High on a hill overlooking the Dockyard stands the stately Georgian mansion known as Admiralty House. Ad House, as she is fondly called by those who have known her, has stood nestled amongst the trees for over one hundred and sixty years.
Her long history has been both illustrious and functional. Originally built as the official summer residence for the Admiral of the North American Station, Ad House now shelters the Maritime Command Museum.
The Museum is one of the Department of National Defence's 55 Museums. It was established to preserve the Military heritage of Canada's Maritime Forces. It is the largest Naval Museum within the system. The Museum was officially opened on March 26, 1974 by Rear Admiral D. S. Boyle.
Through the years, Ad House has provided its visitors with warmth and hospitality. It is described by William C. Borrett in his book Down East as:
"A house with so much personality it is bound to be spoken of across Canada. It has dignity. It is made of stone but its walls are not cold. It seems to breathe hospitality. Its high walls seem to shut out the world. Even new construction cannot rob it of its charm."

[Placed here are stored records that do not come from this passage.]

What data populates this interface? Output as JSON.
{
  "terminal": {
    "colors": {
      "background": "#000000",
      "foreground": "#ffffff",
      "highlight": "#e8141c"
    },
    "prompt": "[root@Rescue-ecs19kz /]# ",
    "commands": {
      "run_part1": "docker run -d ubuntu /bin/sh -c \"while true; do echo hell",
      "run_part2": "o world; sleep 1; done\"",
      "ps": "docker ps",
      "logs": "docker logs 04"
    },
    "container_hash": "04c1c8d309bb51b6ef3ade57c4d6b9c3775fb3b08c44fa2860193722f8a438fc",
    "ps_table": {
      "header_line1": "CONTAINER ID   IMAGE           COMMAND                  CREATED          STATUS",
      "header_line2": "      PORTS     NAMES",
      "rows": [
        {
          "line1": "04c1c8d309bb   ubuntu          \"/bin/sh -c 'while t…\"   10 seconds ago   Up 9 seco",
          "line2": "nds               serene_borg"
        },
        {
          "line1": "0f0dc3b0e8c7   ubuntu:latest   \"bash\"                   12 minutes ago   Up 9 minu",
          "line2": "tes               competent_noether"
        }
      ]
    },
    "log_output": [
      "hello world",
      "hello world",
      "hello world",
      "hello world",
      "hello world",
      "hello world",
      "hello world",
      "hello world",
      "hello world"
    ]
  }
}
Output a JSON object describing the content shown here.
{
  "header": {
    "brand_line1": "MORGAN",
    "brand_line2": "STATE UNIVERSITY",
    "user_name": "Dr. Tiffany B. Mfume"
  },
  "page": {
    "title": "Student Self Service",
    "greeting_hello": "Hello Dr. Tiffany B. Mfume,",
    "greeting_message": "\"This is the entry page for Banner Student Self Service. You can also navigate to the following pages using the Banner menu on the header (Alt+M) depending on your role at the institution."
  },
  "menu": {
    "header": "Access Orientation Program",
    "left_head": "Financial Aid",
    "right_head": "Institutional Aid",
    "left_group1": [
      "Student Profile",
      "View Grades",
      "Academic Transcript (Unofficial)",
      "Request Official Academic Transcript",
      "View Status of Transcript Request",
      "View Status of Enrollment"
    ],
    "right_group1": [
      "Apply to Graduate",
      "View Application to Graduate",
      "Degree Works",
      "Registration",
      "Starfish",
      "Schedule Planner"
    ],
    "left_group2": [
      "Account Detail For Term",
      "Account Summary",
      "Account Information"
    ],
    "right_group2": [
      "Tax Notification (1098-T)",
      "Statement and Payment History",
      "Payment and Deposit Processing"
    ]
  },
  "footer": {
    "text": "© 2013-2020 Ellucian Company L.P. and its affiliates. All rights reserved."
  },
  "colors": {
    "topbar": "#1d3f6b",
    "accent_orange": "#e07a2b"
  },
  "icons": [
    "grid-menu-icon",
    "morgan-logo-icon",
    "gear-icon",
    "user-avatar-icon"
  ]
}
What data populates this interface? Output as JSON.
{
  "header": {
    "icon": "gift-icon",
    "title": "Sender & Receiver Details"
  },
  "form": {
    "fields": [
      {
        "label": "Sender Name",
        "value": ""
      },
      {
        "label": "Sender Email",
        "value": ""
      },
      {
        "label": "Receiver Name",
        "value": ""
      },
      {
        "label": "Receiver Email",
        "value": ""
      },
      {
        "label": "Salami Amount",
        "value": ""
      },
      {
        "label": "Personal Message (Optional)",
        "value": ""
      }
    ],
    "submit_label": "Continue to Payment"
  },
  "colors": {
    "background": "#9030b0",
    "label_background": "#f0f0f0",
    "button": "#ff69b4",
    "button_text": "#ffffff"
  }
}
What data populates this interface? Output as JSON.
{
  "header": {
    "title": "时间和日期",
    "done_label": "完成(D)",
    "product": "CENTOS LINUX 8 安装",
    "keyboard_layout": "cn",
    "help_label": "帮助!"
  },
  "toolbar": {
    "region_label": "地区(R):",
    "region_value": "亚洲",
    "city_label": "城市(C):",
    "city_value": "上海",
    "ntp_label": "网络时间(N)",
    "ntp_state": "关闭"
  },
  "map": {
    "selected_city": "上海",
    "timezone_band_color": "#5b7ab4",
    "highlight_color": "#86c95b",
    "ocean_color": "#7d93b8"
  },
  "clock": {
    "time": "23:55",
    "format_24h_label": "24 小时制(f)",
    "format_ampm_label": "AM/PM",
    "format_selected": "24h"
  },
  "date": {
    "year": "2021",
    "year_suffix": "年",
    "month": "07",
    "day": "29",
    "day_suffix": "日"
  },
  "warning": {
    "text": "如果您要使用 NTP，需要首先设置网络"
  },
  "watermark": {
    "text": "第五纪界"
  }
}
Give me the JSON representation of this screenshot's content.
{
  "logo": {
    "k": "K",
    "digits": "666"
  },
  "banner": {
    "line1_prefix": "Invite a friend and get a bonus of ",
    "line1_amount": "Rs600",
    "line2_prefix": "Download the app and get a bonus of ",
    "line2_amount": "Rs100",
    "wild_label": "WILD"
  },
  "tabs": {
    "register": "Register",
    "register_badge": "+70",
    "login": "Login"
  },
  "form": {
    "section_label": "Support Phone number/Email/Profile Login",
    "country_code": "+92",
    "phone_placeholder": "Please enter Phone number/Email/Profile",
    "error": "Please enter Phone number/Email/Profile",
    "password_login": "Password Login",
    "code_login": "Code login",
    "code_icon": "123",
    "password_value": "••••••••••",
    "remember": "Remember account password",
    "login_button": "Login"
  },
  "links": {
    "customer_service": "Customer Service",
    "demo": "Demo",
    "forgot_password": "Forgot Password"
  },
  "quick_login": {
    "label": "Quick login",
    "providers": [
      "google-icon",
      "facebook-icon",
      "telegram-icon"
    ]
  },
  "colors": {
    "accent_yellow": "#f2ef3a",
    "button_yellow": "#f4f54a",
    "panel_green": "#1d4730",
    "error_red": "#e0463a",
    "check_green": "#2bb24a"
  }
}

Within the Museum are 30 rooms of display, each representing a specific facet of the Canadian Military. The collection consists of an extensive research library, uniforms, model ships, medals, badges, ships' bells and other shipboard memorabilia, armaments, and accoutrements associated with naval life.
For more information, please visit the museum's website at: